The oxygen evolution complex (OEC) of photosystem II (PSII) is intrinsically more active than any synthetic alternative for the oxygen evolution reaction (OER). A crucial question to solve for the progress of artificial photosynthesis is to understand the influential interactions during water oxidation in PSII. We study the principles of interatomic electron transfer steps in OER, with emphasis on exchange interactions, revealing the influence of delocalizing ferromagnetic spin potentials during the catalytic process. The OEC is found to be an exchange coupled mixed-valence electron-spin acceptor where its orbital physics determine the unique activity of PSII. The two unpaired electrons needed in the triplet O2 molecule interact with the high spin state of the catalyst via exchange interactions; the optimal ferromagnetic catalyst and the resulting radical intermediates are spin paired.

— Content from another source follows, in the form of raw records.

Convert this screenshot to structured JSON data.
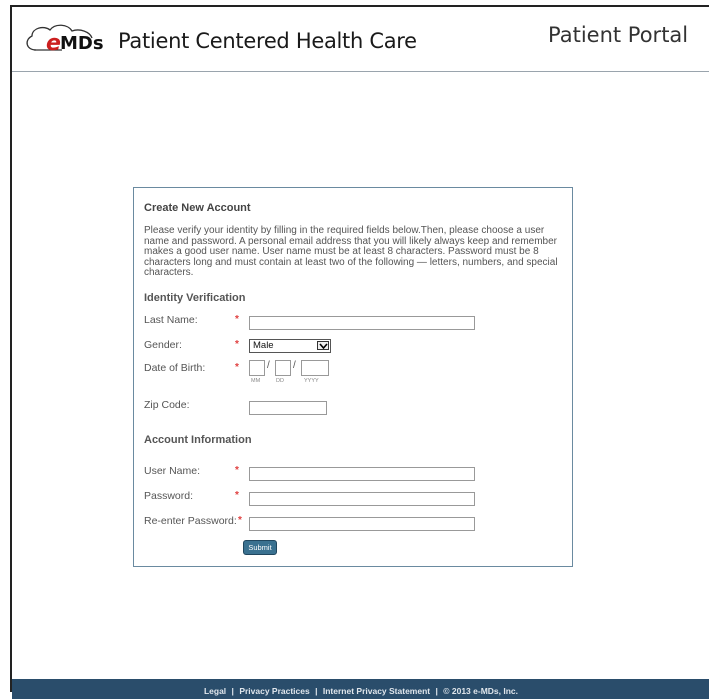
{
  "header": {
    "brand": "e-MDs",
    "tagline": "Patient Centered Health Care",
    "portal_title": "Patient Portal",
    "brand_color": "#1a1a1a",
    "accent_color": "#2a4d6b"
  },
  "form": {
    "title": "Create New Account",
    "intro": "Please verify your identity by filling in the required fields below.Then, please choose a user name and password. A personal email address that you will likely always keep and remember makes a good user name. User name must be at least 8 characters. Password must be 8 characters long and must contain at least two of the following — letters, numbers, and special characters.",
    "identity_section": "Identity Verification",
    "account_section": "Account Information",
    "required_mark": "*",
    "fields": {
      "last_name": {
        "label": "Last Name:",
        "value": ""
      },
      "gender": {
        "label": "Gender:",
        "value": "Male"
      },
      "dob": {
        "label": "Date of Birth:",
        "mm_hint": "MM",
        "dd_hint": "DD",
        "yyyy_hint": "YYYY",
        "separator": "/"
      },
      "zip": {
        "label": "Zip Code:",
        "value": ""
      },
      "username": {
        "label": "User Name:",
        "value": ""
      },
      "password": {
        "label": "Password:",
        "value": ""
      },
      "password_confirm": {
        "label": "Re-enter Password:",
        "value": ""
      }
    },
    "submit_label": "Submit",
    "required_color": "#e04040",
    "button_color": "#3a7190"
  },
  "footer": {
    "links": [
      "Legal",
      "Privacy Practices",
      "Internet Privacy Statement"
    ],
    "separator": "|",
    "copyright": "© 2013 e-MDs, Inc."
  }
}
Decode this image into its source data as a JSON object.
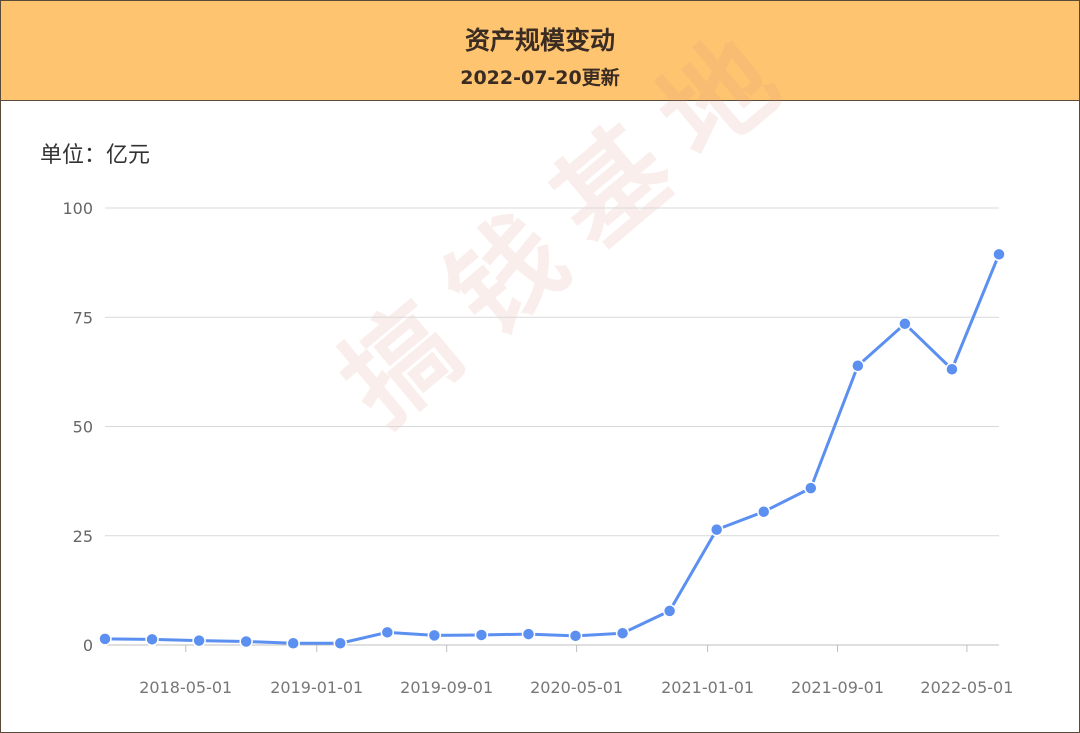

As a result, the active center of the CaMn4O5 cofactor, stimulated by the driving potential provided by photons, works as a spin valve to accelerate the formation and release of O2 from diamagnetic H2O.
ASJC Scopus subject areas
- Colloid and Surface Chemistry